***** Data for this task *****

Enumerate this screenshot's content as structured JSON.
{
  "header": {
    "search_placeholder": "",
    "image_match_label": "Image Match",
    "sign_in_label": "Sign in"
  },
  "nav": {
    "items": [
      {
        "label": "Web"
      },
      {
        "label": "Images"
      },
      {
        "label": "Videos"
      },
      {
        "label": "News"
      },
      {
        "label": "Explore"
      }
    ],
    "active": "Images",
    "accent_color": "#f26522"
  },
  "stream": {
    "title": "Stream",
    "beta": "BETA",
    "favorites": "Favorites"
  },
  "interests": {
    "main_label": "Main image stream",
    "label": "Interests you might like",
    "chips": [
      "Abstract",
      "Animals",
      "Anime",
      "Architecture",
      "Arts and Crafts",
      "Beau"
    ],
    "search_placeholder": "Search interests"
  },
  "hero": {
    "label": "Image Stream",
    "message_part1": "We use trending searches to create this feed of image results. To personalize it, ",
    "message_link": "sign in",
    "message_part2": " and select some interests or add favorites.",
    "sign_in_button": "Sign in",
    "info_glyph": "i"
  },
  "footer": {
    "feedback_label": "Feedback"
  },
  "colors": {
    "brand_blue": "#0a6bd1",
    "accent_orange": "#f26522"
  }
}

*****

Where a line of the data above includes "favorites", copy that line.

    "favorites": "Favorites"
    "message_part2": " and select some interests or add favorites.",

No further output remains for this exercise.